[AVAILABLE RECORDS]

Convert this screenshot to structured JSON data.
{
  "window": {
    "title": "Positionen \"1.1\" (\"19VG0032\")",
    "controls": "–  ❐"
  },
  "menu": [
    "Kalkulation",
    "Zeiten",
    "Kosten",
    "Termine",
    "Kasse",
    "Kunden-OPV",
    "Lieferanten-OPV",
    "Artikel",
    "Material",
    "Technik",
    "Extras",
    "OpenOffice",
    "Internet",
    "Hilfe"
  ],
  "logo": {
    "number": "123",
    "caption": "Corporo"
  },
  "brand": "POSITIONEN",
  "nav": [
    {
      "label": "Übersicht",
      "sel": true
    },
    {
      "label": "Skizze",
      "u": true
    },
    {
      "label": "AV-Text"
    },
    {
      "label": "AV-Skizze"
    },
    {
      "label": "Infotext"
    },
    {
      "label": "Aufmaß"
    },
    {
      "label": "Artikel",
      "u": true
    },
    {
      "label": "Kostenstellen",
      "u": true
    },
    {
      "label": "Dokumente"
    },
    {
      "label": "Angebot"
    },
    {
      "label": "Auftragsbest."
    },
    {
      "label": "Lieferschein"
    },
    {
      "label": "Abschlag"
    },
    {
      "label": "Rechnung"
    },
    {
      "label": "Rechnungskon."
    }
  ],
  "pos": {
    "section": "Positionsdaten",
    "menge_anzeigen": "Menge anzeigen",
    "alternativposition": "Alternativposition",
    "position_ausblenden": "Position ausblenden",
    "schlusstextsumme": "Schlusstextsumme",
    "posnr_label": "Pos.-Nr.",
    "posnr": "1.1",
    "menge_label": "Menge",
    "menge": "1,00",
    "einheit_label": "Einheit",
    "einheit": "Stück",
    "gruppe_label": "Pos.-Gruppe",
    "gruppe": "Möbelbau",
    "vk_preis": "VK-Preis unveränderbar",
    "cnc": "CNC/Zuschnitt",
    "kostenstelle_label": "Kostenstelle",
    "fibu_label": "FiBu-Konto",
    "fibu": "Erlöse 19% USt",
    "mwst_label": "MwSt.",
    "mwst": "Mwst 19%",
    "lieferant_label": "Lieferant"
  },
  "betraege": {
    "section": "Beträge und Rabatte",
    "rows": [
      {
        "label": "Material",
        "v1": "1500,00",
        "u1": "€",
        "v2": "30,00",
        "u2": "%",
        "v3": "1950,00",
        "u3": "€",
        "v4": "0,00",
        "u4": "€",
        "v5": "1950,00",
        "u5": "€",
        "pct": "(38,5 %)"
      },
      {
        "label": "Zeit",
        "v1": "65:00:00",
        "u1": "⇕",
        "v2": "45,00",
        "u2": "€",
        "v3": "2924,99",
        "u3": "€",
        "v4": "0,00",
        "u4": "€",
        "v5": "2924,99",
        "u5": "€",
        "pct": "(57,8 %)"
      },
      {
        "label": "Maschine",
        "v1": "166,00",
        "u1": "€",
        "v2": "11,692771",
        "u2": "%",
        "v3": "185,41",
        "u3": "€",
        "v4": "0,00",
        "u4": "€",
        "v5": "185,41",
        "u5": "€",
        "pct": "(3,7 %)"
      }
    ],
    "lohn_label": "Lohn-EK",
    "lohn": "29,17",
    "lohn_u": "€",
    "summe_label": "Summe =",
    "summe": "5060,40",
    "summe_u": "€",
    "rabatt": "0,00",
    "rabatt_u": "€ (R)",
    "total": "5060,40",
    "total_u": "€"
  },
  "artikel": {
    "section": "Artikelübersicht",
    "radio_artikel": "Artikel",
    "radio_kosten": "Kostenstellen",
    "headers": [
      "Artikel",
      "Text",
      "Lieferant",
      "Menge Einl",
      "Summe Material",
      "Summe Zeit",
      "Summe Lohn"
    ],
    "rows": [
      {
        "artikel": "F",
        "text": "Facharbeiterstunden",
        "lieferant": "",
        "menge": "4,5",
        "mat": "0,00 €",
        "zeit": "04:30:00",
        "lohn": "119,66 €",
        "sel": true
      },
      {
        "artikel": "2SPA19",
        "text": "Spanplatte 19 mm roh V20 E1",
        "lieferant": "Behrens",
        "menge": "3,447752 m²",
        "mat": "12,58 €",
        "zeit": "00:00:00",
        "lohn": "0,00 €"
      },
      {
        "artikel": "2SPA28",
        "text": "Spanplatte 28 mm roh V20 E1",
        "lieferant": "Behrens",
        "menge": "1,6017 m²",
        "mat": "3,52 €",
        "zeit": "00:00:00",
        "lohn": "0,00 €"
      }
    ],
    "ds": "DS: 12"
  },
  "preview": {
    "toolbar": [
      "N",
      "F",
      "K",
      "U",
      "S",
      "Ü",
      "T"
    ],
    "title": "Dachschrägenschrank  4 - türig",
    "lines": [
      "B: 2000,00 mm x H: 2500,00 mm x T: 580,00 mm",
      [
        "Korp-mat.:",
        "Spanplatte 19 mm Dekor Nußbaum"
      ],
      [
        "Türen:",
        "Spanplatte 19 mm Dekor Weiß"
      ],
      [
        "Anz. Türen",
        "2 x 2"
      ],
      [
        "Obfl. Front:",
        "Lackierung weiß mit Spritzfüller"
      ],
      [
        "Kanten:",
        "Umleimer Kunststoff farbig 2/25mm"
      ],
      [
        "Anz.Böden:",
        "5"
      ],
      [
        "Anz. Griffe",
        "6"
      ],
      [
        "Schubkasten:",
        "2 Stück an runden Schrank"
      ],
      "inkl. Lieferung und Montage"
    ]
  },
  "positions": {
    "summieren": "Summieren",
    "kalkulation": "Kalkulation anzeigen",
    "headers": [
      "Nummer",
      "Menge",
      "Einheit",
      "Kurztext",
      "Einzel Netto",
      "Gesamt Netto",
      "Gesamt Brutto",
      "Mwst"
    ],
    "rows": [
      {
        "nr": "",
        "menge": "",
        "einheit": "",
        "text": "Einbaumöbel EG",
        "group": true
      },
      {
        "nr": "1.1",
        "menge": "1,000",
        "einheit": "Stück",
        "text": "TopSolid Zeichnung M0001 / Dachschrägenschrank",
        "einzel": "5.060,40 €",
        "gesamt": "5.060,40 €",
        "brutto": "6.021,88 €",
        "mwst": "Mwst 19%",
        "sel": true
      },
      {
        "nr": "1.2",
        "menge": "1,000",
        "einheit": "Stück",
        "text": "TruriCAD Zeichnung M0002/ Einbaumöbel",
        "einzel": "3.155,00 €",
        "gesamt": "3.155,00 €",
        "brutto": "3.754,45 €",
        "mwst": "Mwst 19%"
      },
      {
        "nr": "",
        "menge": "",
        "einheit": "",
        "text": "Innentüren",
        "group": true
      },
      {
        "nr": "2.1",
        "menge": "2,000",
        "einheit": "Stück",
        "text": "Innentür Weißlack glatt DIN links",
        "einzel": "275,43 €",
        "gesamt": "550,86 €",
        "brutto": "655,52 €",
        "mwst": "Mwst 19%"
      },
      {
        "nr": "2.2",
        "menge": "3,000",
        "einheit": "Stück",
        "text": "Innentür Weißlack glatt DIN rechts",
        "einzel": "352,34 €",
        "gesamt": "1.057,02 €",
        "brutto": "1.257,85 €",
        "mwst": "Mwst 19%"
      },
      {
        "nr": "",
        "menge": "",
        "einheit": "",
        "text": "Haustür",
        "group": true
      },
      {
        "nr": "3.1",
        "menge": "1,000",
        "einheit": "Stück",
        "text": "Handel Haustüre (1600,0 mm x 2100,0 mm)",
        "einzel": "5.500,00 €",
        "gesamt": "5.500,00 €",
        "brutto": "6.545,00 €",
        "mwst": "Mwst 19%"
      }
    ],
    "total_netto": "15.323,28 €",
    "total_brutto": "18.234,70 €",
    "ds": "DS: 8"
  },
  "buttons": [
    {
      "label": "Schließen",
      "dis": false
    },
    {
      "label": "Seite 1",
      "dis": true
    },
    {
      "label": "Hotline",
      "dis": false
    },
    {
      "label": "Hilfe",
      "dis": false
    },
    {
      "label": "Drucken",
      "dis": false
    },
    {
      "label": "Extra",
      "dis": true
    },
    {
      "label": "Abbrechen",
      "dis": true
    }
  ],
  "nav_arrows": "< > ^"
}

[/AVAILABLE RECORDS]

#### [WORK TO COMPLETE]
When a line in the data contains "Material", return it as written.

#### [TASK RESPONSE]
    "Material",
        "label": "Material",
      "Summe Material",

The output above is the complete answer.